Over the years, as I have read and watch Lovecraft stories and adaptations, I was never frightened. Even Lovecraft’s story ‘The Call of Cthulhu’ did not send me into a fearful state. Don’t get me wrong, I love Cthulhu, it is a classic and well written in my opinion. I love the style and the story. Just not scary for me.

One of the Lovecraft stories that we got to read this week was called Packman’s Model. I have to say wow! I thoroughly enjoyed this story and found it a bit creepy. The story was written in a first-person style where the main character, Thurber, was telling his tale to a friend named Eliot over drinks. 

Thurber tells a wild story about his friend Pickman who is a talented painter who paints vividly realistic paintings that depict extremely disturbing scenes for horror. He tells of how Pickman coaxed him to his secret studio located in a very old part of the North End in Boston. 

Upon arrival, Thurber finds that the paintings that have been produced in this place transcend the boundaries of sanity and decency for the time period. Thurber notes that the images seem so very realistic. He ponders the idea that it has to be impossible for any artist to create such images without a live model to paint.

As the story unfolds, Thurber becomes more and more uncomfortable as his mind knows something horrifying is taking place, but he cannot put his finger on it. He felt himself sliding down a slippery slope of terror, feeling more and more helpless.

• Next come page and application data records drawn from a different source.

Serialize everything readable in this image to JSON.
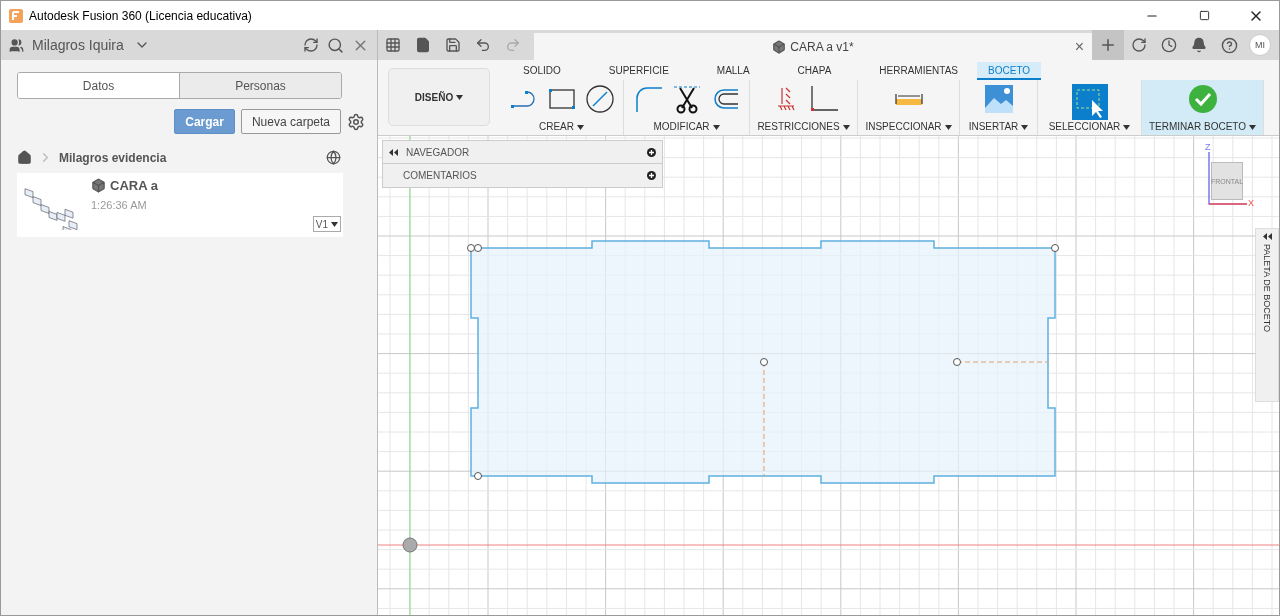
{
  "window": {
    "title": "Autodesk Fusion 360 (Licencia educativa)"
  },
  "data_panel": {
    "user": "Milagros Iquira",
    "tabs": [
      {
        "label": "Datos",
        "selected": true
      },
      {
        "label": "Personas",
        "selected": false
      }
    ],
    "buttons": [
      "Cargar",
      "Nueva carpeta"
    ],
    "breadcrumb": "Milagros evidencia",
    "files": [
      {
        "name": "CARA a",
        "time": "1:26:36 AM",
        "version": "V1"
      }
    ]
  },
  "document_tab": {
    "title": "CARA a v1*",
    "close": "×"
  },
  "avatar": "MI",
  "workspace": "DISEÑO",
  "ribbon_tabs": [
    {
      "label": "SOLIDO",
      "selected": false
    },
    {
      "label": "SUPERFICIE",
      "selected": false
    },
    {
      "label": "MALLA",
      "selected": false
    },
    {
      "label": "CHAPA",
      "selected": false
    },
    {
      "label": "HERRAMIENTAS",
      "selected": false
    },
    {
      "label": "BOCETO",
      "selected": true
    }
  ],
  "tool_groups": [
    {
      "label": "CREAR"
    },
    {
      "label": "MODIFICAR"
    },
    {
      "label": "RESTRICCIONES"
    },
    {
      "label": "INSPECCIONAR"
    },
    {
      "label": "INSERTAR"
    },
    {
      "label": "SELECCIONAR"
    },
    {
      "label": "TERMINAR BOCETO"
    }
  ],
  "browser": [
    {
      "label": "NAVEGADOR"
    },
    {
      "label": "COMENTARIOS"
    }
  ],
  "view_cube": {
    "face": "FRONTAL",
    "z": "Z",
    "x": "X"
  },
  "palette": {
    "label": "PALETA DE BOCETO"
  }
}
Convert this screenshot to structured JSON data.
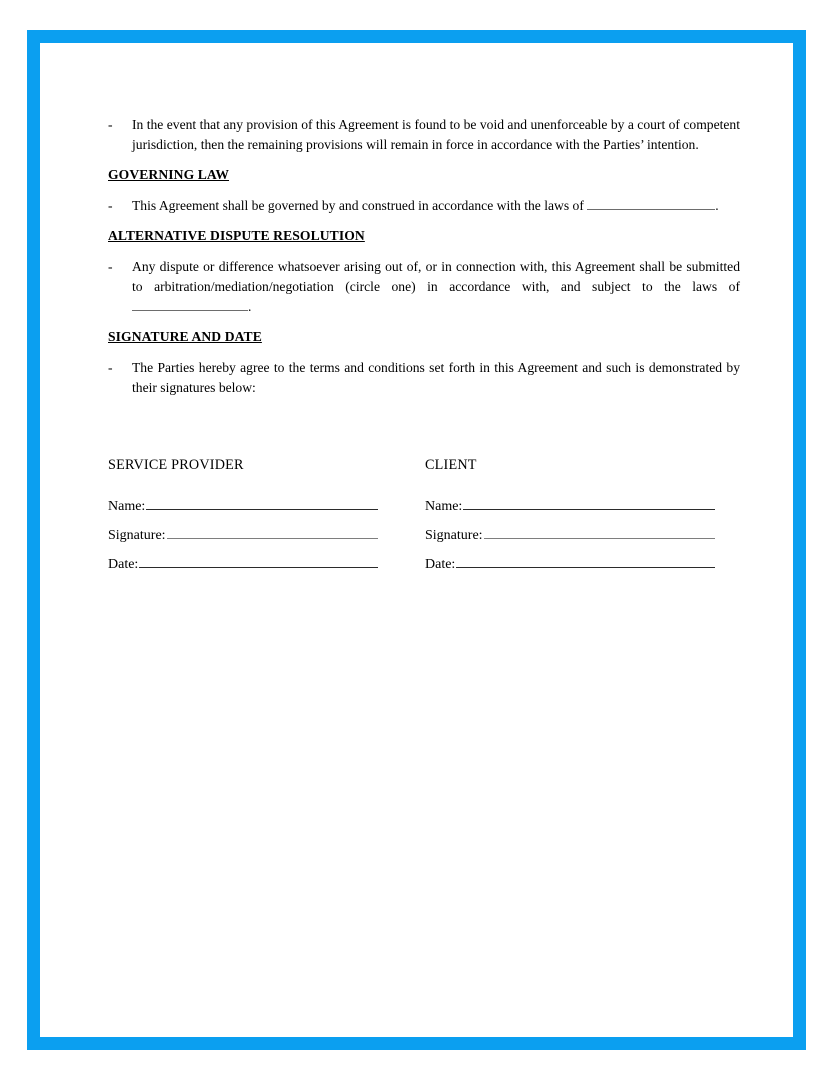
{
  "document": {
    "type": "agreement-signature-page",
    "border_color": "#0b9ff0",
    "page_background": "#ffffff",
    "text_color": "#000000"
  },
  "clauses": {
    "severability": {
      "bullet": "-",
      "text": "In the event that any provision of this Agreement is found to be void and unenforceable by a court of competent jurisdiction, then the remaining provisions will remain in force in accordance with the Parties’ intention."
    },
    "governing_law": {
      "heading": "GOVERNING LAW",
      "bullet": "-",
      "text_before_blank": "This Agreement shall be governed by and construed in accordance with the laws of",
      "blank_value": "",
      "text_after_blank": "."
    },
    "alternative_dispute_resolution": {
      "heading": "ALTERNATIVE DISPUTE RESOLUTION",
      "bullet": "-",
      "text_before_blank": "Any dispute or difference whatsoever arising out of, or in connection with, this Agreement shall be submitted to arbitration/mediation/negotiation (circle one) in accordance with, and subject to the laws of",
      "blank_value": "",
      "text_after_blank": "."
    },
    "signature_and_date": {
      "heading": "SIGNATURE AND DATE",
      "bullet": "-",
      "text": "The Parties hereby agree to the terms and conditions set forth in this Agreement and such is demonstrated by their signatures below:"
    }
  },
  "signature_block": {
    "parties": [
      {
        "title": "SERVICE PROVIDER",
        "fields": [
          {
            "label": "Name:",
            "value": ""
          },
          {
            "label": "Signature:",
            "value": ""
          },
          {
            "label": "Date:",
            "value": ""
          }
        ]
      },
      {
        "title": "CLIENT",
        "fields": [
          {
            "label": "Name:",
            "value": ""
          },
          {
            "label": "Signature:",
            "value": ""
          },
          {
            "label": "Date:",
            "value": ""
          }
        ]
      }
    ]
  }
}
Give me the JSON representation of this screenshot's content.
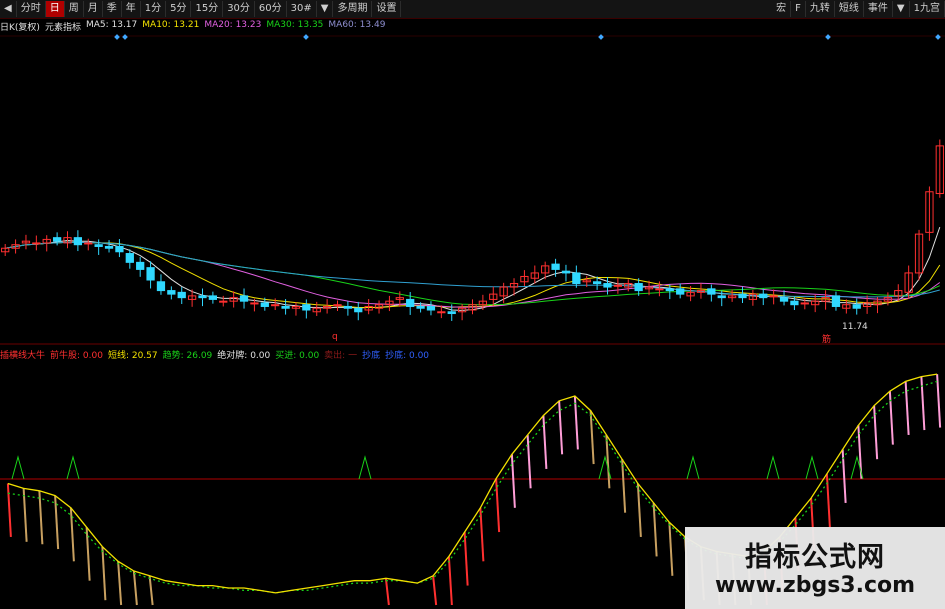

In the final part of the story, Thurber expresses the final horror that he has come to know. Pickman was not painting these horrific images from memory. These creatures were not from his imaginations. These creatures had come from reality. Thurber had discovered a photograph of the ghoulish creature known as Pickman’s model.